But, yeah, Nikolai’s storming right into the class and overriding all kinds of methods. I don’t know if Matz wants length and size to be different, but it makes pretty good sense to me.

said on 28 Jul 2006 at 13:57

I suppose I could always do something like:

class String
  def method_missing(m, *args)
    if (m.to_s[0,1] == 'u')
      raise(NoMethodError, "No method `#{m}'", caller)


said on 28 Jul 2006 at 13:59

err… hëllö -> hëllö

said on 28 Jul 2006 at 14:01

one more time… h&#235;ll&#246; -> hëllö

said on 28 Jul 2006 at 15:31

Yeah, see, that’s the spirit, MonkeeSage.

said on 28 Jul 2006 at 17:06

This is better…

Encoding::Character::UTF8.methods.each do |m|
    define_method("u#{m}") do |*args|
      Encoding::Character::UTF8.#{m}(self, *args)
said on 28 Jul 2006 at 22:48

Ok, so now I’m DRY , I’m meta-tacular, and GC friendly (all thanks to redhanded)...

def uStringMethods()
  umethods = []
  Encoding::Character::UTF8.methods.each do |m|
      define_method("u#{m}") do |*args|
        Encoding::Character::UTF8.#{m}(self, *args)

...now if I could just figure out what the heck an eigen is, I could make matrices and vectors and classes out of it…it would be like figuring out the secret recipe of the fluff in the fluffernutter…but that’s for another day.

Nikolai: I’m having trouble building off the latest head (are thre still heads and branches in git terminology?). I’m going to join the rubyforge list and post details there.
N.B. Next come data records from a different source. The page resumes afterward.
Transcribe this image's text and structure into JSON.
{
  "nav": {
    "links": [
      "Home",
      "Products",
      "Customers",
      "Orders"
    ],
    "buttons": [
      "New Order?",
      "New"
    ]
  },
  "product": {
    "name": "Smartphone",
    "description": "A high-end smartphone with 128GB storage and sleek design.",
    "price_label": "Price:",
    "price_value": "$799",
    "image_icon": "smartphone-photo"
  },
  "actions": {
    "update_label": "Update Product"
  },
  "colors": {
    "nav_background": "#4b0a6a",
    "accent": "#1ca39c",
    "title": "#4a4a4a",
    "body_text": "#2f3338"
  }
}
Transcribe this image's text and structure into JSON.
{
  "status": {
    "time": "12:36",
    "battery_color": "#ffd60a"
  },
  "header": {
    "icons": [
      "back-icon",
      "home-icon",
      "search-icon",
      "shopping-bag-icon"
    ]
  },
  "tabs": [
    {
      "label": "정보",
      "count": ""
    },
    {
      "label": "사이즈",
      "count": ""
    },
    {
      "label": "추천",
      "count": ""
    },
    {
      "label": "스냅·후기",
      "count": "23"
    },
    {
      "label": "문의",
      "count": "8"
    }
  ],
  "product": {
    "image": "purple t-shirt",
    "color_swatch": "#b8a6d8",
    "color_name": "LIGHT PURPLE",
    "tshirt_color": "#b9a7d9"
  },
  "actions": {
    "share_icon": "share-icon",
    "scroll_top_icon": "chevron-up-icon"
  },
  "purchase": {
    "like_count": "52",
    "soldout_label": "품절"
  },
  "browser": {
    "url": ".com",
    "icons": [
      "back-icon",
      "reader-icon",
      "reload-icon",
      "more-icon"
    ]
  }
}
11 Jul 2010 at 21:32

* do fancy stuff in your comment.